▶ _Work request_:
Lines of the listing below that contain the string "true" are to be returned.

▶ _Supplied data_:
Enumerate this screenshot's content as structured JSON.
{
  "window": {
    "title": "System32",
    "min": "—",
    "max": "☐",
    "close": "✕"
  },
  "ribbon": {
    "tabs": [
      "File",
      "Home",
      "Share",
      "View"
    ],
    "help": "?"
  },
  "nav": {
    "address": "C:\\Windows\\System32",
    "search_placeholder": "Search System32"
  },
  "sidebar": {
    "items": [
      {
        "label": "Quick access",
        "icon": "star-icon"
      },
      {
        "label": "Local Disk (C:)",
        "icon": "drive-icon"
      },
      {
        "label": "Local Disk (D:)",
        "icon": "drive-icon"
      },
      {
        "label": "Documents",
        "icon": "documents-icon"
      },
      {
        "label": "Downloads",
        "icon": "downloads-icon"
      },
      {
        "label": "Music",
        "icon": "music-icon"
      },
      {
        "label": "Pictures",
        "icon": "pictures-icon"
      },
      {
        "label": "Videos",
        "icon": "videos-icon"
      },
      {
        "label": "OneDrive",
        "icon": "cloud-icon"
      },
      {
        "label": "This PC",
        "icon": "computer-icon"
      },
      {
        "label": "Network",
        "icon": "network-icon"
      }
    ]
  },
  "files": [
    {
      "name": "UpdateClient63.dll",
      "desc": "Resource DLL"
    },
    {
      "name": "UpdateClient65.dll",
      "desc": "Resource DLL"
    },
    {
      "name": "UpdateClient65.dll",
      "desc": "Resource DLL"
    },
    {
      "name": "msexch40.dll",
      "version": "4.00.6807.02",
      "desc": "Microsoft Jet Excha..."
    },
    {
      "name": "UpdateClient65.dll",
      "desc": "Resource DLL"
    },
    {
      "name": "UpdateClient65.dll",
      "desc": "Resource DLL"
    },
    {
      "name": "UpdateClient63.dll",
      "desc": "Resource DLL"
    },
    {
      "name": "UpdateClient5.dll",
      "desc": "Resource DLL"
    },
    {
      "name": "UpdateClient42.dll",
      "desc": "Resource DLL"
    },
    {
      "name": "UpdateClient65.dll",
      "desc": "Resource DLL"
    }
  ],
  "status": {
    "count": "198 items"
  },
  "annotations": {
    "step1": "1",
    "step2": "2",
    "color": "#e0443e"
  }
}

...

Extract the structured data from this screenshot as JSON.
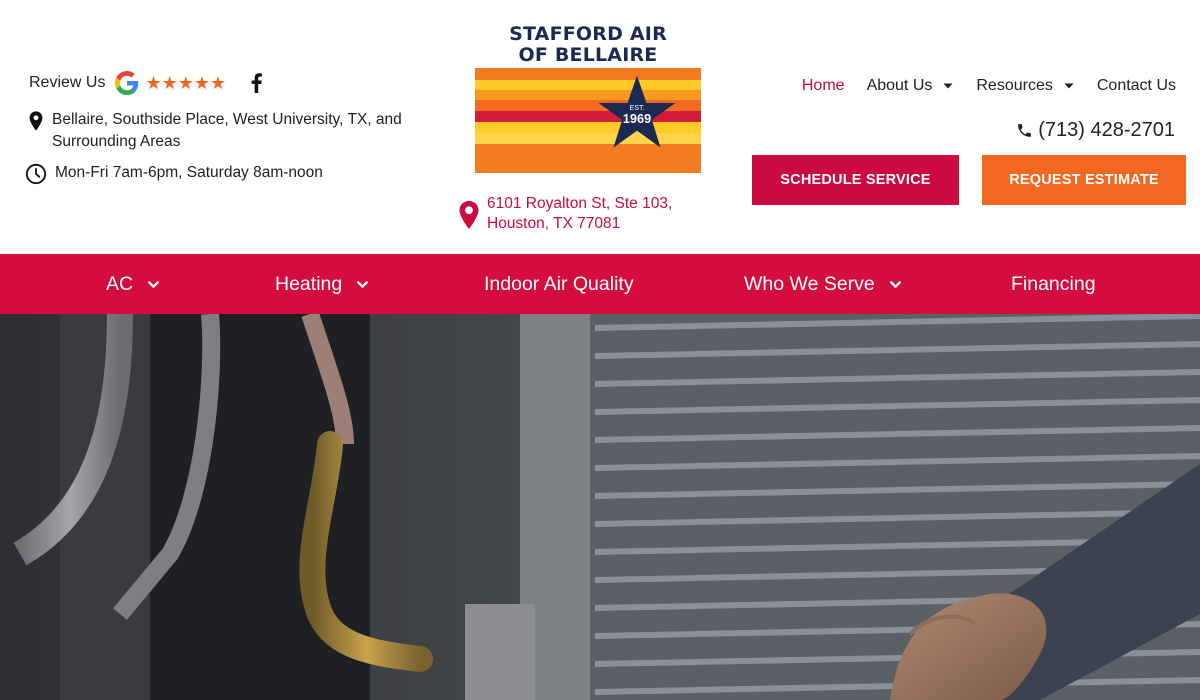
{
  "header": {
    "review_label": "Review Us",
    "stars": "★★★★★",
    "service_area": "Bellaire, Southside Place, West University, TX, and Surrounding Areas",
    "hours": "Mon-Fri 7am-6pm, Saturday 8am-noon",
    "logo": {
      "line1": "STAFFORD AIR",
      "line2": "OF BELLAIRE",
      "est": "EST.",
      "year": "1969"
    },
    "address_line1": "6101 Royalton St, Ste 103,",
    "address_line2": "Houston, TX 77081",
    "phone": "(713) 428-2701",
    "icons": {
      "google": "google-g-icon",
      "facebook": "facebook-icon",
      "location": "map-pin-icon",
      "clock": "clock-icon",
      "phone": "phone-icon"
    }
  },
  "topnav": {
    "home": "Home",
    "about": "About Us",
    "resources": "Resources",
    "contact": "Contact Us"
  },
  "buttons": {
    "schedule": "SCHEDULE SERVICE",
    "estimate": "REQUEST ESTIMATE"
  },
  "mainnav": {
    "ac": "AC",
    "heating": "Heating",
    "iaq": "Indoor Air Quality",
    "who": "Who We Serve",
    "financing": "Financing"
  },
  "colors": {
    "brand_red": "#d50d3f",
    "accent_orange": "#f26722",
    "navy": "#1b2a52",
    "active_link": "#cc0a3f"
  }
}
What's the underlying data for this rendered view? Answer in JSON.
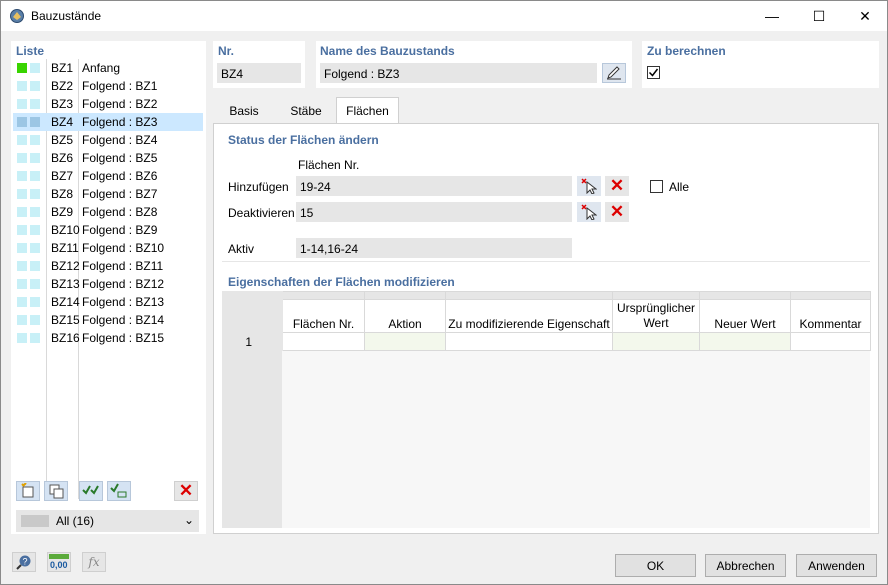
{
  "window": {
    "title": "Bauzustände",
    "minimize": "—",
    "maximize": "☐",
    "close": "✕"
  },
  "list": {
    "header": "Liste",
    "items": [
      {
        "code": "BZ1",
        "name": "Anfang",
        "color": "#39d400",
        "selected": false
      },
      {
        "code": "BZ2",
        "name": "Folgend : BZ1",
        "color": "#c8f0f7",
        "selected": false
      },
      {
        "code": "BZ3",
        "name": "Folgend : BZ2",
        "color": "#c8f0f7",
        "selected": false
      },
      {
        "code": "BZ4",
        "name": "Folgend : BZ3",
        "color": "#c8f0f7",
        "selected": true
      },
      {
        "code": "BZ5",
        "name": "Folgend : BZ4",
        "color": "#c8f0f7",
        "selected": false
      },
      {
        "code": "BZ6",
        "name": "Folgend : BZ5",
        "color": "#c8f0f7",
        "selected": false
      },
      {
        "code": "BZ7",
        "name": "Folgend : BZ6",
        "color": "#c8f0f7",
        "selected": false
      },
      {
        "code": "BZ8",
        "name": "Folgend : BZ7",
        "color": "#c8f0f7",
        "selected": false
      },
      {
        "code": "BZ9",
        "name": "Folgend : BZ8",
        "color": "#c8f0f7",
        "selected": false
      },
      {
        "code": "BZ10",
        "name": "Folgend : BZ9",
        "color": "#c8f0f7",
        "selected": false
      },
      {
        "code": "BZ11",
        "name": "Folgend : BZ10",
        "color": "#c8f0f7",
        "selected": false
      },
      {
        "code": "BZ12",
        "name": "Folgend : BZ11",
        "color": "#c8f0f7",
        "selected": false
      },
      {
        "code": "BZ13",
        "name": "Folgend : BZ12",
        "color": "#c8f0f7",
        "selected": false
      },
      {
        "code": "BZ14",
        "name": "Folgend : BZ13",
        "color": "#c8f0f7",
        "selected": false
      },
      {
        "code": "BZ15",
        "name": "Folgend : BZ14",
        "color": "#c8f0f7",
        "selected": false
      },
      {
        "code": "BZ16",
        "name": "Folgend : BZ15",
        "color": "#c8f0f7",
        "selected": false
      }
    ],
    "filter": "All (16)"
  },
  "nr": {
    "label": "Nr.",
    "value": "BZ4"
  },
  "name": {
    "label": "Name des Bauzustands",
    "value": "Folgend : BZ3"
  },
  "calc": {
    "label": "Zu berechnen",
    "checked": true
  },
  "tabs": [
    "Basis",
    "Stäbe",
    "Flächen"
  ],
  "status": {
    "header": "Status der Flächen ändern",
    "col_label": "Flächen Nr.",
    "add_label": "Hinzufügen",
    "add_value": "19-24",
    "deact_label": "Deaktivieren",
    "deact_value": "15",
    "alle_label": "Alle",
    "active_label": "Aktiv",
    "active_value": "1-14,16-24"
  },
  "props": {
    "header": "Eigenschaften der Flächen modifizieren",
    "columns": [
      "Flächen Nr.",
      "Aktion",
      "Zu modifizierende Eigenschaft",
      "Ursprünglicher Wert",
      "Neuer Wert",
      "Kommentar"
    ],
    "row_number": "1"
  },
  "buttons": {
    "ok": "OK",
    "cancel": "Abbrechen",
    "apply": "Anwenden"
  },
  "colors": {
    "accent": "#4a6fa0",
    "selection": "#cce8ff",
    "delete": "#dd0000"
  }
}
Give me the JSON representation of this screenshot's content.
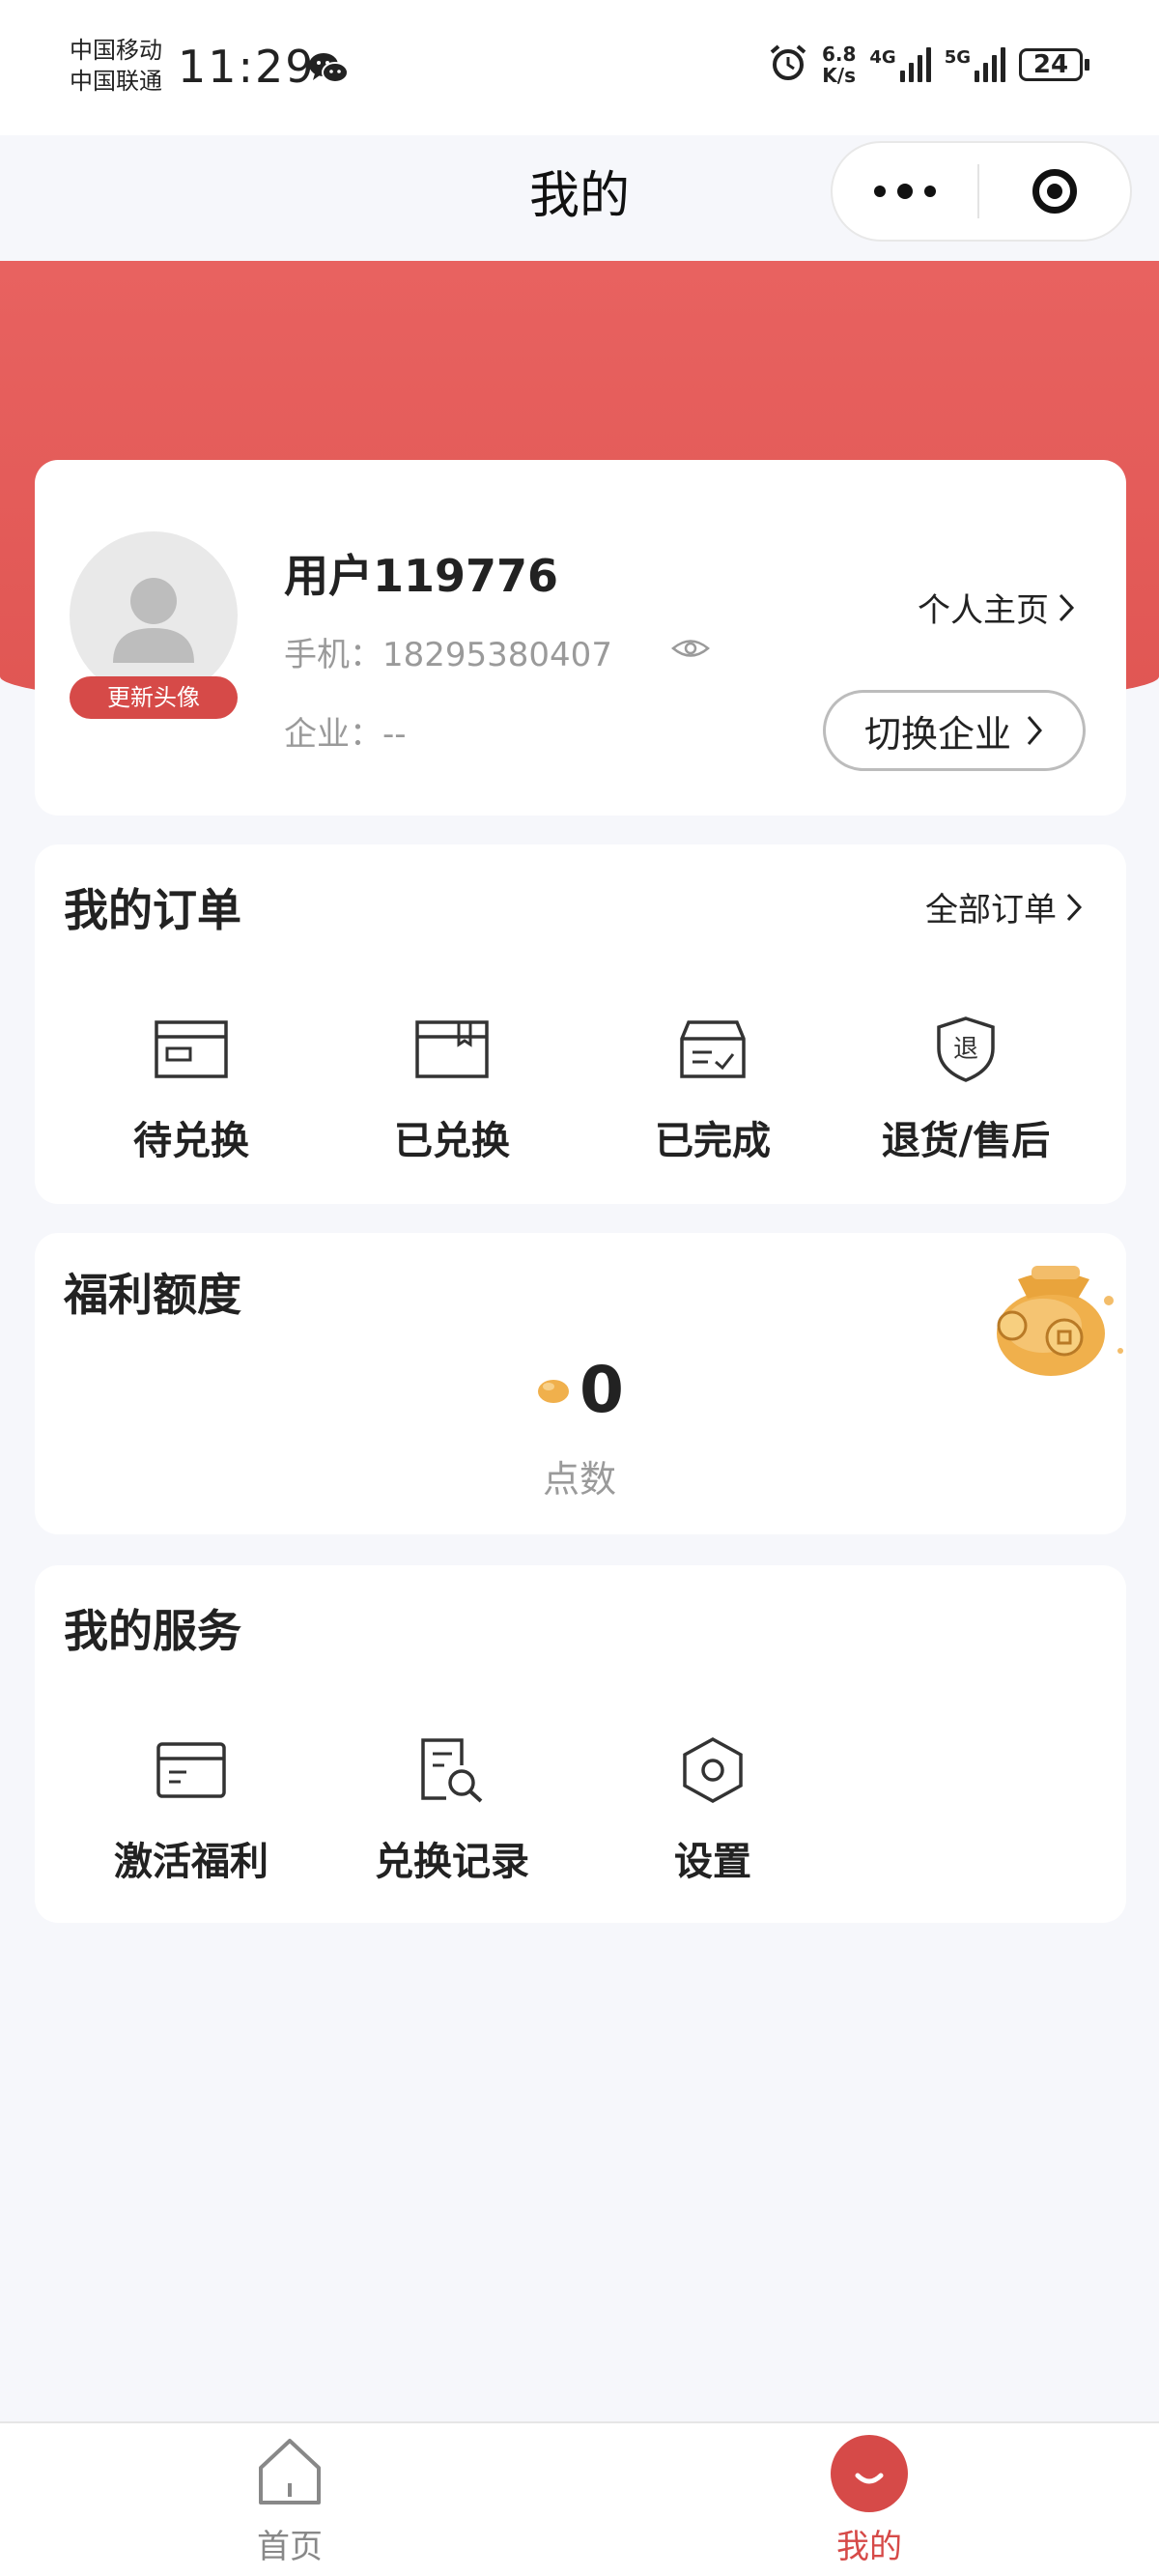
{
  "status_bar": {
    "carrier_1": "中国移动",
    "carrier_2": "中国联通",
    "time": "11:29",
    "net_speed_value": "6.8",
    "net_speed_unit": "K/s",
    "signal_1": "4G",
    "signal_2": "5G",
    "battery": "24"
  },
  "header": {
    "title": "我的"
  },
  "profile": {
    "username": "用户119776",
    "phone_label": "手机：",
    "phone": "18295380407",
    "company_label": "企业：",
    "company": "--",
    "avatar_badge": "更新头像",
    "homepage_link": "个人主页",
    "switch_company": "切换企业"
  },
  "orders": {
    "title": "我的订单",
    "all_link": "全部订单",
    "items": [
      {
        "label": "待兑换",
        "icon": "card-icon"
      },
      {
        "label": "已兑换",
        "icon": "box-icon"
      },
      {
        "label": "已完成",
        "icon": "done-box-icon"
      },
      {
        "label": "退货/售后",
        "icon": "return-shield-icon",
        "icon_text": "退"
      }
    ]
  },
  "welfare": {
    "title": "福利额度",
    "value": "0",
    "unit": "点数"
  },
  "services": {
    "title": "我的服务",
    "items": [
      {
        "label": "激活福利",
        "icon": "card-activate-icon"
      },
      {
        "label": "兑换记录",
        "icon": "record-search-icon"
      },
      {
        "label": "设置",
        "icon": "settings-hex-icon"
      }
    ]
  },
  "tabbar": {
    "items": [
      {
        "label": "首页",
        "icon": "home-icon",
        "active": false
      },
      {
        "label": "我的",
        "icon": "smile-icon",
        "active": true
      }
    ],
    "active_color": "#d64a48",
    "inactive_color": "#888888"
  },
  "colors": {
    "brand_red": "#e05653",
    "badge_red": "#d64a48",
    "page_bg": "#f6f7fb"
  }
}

▶ _Task result_:
        "selected": true
    "checked": true
        "active": true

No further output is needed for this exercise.